  • We also found that a substantial minority of enrollees with new spells also used HCBS at some point during 2008 or 2009. Among those with spells of six months or less, 31 percent used HCBS prior to receiving nursing home services, while more than one in four used HCBS following discharge. This suggests the possibility that a significant number of enrollees with nursing home stays used HCBS and institutional care in an integrated fashion and therefore that single-point of entry or "no wrong door" approaches to allowing individuals to access long-term services and supports--as embodied by the Aging and Disability Resource Centers and other approaches--could be particularly valuable in helping individuals and their family members navigate the system of long-term care as their needs change over time.

  • Although the percentage of nursing home spells lasting three months or less was generally higher in states with larger investments in HCBS relative to nursing homes and higher HCBS utilization rates, these associations were not especially large. The small associations are not surprising, given the many variables that determine both length-of-stay and HCBS use that were not considered here. It is likely that further analysis of the relationship between patterns of HCBS and nursing home use at the person level, as explained by individual enrollees' distinct characteristics and needs, will yield results with a clearer interpretation.
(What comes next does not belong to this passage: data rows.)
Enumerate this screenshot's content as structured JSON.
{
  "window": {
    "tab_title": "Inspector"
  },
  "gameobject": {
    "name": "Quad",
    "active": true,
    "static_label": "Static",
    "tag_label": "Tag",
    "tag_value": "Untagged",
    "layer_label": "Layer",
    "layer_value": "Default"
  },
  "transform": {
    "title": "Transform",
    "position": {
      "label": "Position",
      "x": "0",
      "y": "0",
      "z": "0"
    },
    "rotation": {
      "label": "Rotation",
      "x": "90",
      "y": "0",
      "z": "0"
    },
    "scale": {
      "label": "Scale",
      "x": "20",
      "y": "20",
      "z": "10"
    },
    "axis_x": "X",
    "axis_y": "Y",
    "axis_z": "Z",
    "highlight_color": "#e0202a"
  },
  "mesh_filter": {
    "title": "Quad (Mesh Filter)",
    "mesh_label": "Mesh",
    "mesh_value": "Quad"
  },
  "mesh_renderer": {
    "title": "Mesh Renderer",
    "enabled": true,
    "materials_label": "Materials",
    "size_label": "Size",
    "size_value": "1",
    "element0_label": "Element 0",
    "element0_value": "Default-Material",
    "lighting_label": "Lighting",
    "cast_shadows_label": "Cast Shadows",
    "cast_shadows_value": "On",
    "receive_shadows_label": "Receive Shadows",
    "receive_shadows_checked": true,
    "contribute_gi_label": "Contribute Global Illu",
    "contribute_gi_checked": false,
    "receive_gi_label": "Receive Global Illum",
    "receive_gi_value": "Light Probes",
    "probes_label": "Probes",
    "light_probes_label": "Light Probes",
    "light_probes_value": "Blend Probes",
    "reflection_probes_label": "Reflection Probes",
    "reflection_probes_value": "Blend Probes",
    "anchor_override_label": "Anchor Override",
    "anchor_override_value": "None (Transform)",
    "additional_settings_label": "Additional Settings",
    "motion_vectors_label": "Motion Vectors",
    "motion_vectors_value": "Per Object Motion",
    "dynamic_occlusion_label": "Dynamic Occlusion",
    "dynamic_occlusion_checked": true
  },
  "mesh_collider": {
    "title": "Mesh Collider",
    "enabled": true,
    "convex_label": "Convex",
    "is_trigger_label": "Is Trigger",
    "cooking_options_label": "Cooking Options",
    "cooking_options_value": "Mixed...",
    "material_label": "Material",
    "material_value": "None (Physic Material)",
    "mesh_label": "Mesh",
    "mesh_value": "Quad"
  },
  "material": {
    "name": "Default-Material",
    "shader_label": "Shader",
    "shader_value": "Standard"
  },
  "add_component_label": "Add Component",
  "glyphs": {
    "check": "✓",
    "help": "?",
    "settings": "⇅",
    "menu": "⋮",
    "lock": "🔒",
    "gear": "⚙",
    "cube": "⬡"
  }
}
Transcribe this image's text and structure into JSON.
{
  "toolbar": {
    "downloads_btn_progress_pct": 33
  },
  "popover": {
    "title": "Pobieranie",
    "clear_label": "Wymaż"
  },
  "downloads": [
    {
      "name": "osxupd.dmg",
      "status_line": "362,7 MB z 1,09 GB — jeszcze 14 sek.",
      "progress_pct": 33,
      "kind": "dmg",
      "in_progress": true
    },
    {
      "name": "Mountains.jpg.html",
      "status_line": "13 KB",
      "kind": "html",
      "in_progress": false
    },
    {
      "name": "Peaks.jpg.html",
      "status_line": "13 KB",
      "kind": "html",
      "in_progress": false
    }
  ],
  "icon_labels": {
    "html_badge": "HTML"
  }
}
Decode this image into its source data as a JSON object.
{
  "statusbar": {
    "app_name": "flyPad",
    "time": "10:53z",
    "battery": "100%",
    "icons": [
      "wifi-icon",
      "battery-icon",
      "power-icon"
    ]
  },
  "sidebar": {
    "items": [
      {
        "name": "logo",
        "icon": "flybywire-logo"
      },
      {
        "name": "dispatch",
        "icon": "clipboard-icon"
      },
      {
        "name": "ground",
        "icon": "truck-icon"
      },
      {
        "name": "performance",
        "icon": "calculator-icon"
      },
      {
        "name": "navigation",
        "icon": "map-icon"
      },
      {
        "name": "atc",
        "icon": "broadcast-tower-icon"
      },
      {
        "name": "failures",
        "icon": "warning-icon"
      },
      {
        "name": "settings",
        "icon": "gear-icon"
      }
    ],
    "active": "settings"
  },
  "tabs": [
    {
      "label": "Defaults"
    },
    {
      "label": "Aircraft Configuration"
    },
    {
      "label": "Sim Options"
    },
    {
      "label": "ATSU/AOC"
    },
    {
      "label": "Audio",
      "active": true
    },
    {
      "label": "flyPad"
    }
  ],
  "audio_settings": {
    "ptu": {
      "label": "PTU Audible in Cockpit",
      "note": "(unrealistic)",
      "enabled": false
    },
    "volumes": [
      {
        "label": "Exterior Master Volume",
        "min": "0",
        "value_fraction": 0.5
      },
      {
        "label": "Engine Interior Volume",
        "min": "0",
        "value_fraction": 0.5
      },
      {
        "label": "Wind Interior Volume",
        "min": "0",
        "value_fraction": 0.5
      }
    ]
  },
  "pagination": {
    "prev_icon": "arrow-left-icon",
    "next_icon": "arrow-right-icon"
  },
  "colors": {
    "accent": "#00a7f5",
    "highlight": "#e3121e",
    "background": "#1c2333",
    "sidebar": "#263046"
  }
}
Key findings from the analysis of enrollees living in ICFs/IID included the following:

  • New ICF/IID spells are not as common as new spells of nursing home care. Of the over 90,000 Medicaid enrollees with ICF/IID spells of care during the study period, only 9 percent had new spells of care. States varied in the number of spells and the number of new spells, with three states reporting less than ten enrollees in an ICF/IID, and Texas reporting over 12,000. These state-level differences reflect not only population differences, but also different state policies with respect to long-term care. The majority (72 percent) of new ICF/IID stays lasted more than one year, and more than 40 percent used HCBS either before or after their first new spell.
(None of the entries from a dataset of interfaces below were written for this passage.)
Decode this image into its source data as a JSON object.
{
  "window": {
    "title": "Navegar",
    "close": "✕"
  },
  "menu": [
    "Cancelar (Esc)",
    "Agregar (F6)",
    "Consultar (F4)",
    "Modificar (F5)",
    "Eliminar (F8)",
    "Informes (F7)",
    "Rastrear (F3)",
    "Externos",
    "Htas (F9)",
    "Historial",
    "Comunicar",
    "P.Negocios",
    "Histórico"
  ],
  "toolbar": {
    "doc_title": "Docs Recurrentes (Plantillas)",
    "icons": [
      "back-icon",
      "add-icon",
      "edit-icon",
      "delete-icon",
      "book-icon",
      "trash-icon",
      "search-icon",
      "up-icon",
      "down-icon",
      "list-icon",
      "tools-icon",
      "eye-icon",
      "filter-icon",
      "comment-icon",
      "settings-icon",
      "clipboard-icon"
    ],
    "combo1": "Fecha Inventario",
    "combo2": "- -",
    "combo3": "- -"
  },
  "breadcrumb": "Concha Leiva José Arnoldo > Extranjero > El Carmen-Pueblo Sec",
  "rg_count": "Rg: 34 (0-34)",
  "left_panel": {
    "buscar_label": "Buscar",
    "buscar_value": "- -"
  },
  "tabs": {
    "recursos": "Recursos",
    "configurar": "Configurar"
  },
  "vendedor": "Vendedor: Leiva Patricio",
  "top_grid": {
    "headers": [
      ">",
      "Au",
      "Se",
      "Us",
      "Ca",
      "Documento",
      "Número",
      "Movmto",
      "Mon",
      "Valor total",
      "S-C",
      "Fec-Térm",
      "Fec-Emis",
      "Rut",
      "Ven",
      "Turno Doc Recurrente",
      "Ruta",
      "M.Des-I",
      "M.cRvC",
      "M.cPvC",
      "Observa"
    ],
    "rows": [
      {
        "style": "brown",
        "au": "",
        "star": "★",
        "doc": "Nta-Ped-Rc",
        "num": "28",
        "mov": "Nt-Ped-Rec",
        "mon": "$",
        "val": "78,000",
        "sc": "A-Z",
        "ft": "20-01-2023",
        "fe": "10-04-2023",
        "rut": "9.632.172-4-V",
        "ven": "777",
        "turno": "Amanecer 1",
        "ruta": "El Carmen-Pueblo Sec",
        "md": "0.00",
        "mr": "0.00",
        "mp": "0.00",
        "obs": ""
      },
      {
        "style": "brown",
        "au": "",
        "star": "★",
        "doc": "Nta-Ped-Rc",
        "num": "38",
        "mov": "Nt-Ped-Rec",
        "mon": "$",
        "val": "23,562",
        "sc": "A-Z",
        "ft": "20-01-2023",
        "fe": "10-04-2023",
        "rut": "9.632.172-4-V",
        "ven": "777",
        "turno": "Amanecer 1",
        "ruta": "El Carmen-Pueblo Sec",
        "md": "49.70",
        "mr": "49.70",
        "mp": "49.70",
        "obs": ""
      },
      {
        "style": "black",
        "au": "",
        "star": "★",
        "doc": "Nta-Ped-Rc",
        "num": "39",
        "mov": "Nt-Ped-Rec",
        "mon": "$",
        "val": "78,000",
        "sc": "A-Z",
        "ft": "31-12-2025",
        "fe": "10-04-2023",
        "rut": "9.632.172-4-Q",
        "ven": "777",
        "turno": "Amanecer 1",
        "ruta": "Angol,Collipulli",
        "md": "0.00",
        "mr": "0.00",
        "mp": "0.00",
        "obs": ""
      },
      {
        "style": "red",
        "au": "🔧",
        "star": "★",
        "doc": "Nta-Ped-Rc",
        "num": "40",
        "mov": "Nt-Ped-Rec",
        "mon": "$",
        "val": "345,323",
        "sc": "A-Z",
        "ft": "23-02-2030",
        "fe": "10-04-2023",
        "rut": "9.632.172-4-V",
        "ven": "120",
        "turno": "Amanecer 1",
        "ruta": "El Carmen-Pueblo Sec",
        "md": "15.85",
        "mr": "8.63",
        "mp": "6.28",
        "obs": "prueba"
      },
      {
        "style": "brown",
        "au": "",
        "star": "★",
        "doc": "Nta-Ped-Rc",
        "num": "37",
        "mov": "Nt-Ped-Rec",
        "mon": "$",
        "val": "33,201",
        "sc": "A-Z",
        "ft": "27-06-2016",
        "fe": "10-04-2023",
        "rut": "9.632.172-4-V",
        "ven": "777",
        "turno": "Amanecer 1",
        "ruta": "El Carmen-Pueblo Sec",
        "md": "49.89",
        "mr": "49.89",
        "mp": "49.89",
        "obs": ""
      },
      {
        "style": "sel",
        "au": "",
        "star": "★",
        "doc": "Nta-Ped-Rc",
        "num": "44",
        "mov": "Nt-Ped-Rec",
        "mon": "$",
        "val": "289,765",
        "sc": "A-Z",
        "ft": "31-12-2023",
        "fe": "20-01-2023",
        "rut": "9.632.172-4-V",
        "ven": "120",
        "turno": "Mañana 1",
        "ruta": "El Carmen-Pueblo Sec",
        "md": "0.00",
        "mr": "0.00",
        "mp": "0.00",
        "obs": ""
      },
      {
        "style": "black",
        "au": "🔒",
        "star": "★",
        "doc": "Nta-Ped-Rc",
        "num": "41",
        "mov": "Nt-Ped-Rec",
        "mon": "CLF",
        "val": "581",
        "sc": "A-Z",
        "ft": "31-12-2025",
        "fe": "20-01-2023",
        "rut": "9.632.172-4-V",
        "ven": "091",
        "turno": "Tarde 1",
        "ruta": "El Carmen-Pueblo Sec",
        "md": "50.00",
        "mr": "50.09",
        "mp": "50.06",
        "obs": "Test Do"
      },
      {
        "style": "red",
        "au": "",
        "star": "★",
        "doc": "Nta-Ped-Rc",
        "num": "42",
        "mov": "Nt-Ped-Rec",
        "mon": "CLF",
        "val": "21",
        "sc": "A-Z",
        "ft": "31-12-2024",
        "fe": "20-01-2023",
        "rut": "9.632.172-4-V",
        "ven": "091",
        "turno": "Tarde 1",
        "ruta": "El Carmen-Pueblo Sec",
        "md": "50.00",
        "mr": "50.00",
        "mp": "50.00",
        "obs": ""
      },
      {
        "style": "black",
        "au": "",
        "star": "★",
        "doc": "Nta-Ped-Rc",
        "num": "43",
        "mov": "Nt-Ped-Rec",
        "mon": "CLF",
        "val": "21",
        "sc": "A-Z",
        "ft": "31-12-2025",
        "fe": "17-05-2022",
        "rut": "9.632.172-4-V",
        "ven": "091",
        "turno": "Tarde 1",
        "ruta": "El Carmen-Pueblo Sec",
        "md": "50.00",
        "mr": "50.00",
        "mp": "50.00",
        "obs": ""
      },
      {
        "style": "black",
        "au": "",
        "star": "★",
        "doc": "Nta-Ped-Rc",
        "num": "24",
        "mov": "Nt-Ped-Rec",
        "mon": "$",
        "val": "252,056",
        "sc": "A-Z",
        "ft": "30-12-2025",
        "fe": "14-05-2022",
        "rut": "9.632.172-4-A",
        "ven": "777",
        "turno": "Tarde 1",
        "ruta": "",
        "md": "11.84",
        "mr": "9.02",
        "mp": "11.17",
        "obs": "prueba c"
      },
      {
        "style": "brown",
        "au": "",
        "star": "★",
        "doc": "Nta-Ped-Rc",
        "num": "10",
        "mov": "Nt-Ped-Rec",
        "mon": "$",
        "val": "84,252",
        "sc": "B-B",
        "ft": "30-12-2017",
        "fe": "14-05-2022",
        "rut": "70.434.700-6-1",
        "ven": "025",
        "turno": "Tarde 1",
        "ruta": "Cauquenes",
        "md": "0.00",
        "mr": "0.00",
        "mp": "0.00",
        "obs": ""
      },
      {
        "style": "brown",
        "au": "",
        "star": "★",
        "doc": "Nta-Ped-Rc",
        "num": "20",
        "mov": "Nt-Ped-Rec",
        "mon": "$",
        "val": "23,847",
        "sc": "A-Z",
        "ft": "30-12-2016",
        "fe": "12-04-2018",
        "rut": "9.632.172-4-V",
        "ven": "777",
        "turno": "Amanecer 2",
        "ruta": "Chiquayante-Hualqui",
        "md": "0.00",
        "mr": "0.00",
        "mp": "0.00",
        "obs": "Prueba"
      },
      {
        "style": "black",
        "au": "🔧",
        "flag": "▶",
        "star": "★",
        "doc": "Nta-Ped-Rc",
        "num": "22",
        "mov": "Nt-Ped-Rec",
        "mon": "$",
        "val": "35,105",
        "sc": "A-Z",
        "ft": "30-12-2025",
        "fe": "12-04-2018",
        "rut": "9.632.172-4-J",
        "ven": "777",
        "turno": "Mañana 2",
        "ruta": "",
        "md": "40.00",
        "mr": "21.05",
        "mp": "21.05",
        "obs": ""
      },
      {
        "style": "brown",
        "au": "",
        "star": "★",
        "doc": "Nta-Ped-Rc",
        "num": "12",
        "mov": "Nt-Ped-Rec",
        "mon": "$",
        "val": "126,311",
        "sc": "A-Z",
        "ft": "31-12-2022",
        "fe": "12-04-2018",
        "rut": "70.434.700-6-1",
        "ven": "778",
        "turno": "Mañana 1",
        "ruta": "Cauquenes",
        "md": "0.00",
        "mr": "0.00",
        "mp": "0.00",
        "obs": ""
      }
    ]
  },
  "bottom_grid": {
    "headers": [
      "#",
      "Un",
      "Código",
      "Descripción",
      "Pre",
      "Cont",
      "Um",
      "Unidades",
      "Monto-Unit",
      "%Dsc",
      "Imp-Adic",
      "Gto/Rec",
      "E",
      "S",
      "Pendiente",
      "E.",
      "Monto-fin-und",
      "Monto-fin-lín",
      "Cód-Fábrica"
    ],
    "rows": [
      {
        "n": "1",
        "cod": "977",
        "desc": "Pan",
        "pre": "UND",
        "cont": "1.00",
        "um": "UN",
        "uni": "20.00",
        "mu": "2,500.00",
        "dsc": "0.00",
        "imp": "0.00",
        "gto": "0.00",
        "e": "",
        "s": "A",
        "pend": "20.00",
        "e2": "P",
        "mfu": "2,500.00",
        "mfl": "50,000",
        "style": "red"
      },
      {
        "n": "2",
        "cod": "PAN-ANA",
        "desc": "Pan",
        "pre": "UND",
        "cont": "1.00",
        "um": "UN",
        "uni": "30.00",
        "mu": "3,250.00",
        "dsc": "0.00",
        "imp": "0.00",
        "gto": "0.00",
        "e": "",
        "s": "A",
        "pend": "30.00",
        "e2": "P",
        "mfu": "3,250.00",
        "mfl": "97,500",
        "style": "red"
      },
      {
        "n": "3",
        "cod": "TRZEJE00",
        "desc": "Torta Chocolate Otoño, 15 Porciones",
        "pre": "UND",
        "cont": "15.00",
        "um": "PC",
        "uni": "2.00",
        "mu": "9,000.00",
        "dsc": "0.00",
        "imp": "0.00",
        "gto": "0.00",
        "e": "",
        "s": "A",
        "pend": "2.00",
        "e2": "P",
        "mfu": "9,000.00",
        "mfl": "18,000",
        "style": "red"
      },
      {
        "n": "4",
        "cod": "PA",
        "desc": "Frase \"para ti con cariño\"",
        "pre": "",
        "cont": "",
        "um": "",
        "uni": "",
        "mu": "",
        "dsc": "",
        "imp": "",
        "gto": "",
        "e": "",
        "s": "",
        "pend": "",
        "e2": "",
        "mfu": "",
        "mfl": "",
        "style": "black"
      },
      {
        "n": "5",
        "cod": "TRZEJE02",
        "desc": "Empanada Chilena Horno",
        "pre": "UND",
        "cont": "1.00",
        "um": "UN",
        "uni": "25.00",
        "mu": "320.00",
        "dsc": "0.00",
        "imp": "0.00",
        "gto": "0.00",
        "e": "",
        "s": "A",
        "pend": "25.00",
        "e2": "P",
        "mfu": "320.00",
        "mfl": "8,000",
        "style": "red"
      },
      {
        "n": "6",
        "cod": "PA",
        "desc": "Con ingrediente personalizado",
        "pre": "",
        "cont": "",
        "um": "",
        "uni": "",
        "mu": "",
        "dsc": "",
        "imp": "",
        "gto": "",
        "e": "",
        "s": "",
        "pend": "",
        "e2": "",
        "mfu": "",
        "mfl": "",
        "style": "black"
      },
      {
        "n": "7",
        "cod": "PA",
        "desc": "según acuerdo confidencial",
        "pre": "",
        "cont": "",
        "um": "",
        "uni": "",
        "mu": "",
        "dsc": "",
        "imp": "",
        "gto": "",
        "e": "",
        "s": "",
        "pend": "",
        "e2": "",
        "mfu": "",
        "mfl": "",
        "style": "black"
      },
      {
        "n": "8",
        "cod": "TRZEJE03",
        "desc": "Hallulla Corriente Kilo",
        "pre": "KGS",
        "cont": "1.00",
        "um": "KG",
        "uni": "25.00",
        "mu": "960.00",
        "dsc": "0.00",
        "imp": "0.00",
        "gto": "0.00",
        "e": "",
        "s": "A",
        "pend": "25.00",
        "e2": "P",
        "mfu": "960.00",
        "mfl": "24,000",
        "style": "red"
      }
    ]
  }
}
  • ICF/IID enrollees differ from nursing home enrollees, in that they are more likely to be male, under 65, and eligible for Medicaid via the cash assistance pathway, and enrolled in Medicaid prior to their first spell of ICF/IID care. We did not find a statistically significant relationship between lengths of ICF/IID spells and state policy variables.

  • Medicaid enrollees that use ICFs/IID often use HCBS before or after their stay. About 39 percent of new spells beginning in 2009 were preceded by Medicaid HCBS use in 2008. Looking at 2009 stays that ended June 30, 2009, 41 percent used HCBS after discharge.

  • Overall, our findings based on 2009 data are consistent with the results reported based on 2006 data, even though these two reports are based on a slightly different mix of states. We did see notable decreases in percentage of enrollees with first new ICF/IID spell followed by a nursing home spells and in HCBS use among aged or enrollees with disabilities.


NOTES

  1. This study builds upon earlier work of Ballou et al. (2013) and Wenzlow et al. (2008).


The Full Report is also available from the DALTCP website (http://aspe.hhs.gov/office_specific/daltcp.cfm) or directly at http://aspe.hhs.gov/daltcp/reports/2014/CarePatt.cfm.